The Devil has spoken to me. Appearing out of books, comics, and TV shows, he’s there wherever I look. And he has a single consistent message.
He says that he’s not such a bad guy after all.
Most of us know the classic version of the Devil, drawn out of the theology of Abrahamic religions. He’s the ultimate embodiment of evil, a force for darkness tempting us to do wrong. His story didn’t feature much in my liberal religious upbringing, but I knew about him from the surrounding culture. He was evil personified.
This is a Devil to fit a binary universe. Good and evil are sharply differentiated and clearly defined. God and Satan represent that division and show us two different, entirely incompatible paths. A black and white world.
The Devil You Know
But now, when I’m more exposed to images of the devil than ever before, they’re very different from that old school Satan.
There’s the Lucifer of Gillen and McKelvie’s The Wicked + the Divine, one stylish god out of a dozen, more concerned with a good time than with changing humanity’s fate.
There’s Morningstar in Alliette de Bodard’s The House of Shattered Wings, looking out for his followers amid a tangle of dark politics.
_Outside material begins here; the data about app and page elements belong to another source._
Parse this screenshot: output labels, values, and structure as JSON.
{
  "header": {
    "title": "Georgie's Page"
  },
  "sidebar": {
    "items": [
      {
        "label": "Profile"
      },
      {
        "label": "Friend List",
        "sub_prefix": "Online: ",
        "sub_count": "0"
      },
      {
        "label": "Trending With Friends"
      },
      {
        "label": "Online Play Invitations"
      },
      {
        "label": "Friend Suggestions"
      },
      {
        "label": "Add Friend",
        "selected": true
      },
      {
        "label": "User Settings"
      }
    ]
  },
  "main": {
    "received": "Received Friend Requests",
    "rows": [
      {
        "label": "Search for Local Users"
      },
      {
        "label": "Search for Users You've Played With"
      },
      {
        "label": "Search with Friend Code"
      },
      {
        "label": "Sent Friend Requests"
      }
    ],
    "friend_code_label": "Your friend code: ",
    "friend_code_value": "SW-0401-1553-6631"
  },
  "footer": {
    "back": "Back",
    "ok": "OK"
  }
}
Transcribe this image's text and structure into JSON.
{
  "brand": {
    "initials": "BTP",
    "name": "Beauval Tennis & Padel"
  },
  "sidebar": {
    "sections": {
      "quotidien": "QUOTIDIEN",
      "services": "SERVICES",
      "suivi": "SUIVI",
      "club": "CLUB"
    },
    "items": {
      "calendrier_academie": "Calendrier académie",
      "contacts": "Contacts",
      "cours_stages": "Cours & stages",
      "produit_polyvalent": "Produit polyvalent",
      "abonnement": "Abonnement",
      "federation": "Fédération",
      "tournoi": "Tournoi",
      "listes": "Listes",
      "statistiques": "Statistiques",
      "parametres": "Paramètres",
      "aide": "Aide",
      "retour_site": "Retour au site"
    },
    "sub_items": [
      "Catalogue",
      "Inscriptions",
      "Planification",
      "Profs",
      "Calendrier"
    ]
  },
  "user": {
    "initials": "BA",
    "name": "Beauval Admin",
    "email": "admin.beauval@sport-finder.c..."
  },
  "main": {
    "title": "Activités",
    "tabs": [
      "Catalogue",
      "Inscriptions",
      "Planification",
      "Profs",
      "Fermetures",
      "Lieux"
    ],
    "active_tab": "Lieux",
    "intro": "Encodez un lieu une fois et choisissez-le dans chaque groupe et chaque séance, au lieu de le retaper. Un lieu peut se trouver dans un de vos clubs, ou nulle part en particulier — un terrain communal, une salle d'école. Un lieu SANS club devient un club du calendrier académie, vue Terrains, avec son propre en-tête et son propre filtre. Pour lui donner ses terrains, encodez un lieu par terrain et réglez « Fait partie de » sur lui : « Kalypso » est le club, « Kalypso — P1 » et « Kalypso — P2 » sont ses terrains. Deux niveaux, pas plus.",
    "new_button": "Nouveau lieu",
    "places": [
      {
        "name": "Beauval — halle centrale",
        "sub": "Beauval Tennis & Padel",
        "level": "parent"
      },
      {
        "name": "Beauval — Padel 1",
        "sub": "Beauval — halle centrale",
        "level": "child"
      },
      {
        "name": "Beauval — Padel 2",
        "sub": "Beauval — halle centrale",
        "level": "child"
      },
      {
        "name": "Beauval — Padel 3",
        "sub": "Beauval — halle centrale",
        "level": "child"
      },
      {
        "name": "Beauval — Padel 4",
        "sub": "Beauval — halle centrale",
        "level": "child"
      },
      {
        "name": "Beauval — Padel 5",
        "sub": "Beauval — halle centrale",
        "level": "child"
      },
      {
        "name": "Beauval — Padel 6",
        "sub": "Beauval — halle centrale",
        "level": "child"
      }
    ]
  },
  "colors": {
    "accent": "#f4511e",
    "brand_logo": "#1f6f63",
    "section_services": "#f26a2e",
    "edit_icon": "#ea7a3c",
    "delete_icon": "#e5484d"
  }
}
There’s the Lucifer of the TV show, as adapted from the comic books of the same name. The comic version is a metaphysical rebel, the small screen one a playful rogue. There are temptations and deals with the devil, but they’re using about having fun, not bringing ruin.
The Devil I hear calling out from me from these stories seems pretty reasonable. So has he completely changed?
Lost and Found
That probably depends on what you mean by “changed”.
Milton’s Paradise Lost first popularised sympathy for the Devil. His Satan was a baddy, but he was a sympathetic one. He had more reason for his actions than “this is the embodiment of badness”. Milton might have argued that what he showed was implicit in the old texts, that a more nuanced Satan was waiting to be found. True or not, it’s a theme that many others have run with.
In the modern world, many of us are uncomfortable with clear-cut truths. The horrors of two world wars, followed by the philosophical wrecking ball of postmodernism, showed us a world that isn’t divided into black and white. We see rebellion as a good thing, not a danger to society and our souls. And once the Devil starts looking like a hero, it’s not a big stretch to these modern portrayals. His interest in pleasure, defiance, and even temptation can become liberating virtues. This Devil is on our side.
All the Angels
I’m sure people are still writing stories with the old version of the fallen angel. After all, there are people who believe in old-school Old Testament Christianity. But they aren’t the mainstream anymore, and so neither is their Lucifer. A new version calls out to us from page and screen. Apparently, he’s not such a bad guy.
But then, that is what he would say, isn’t it?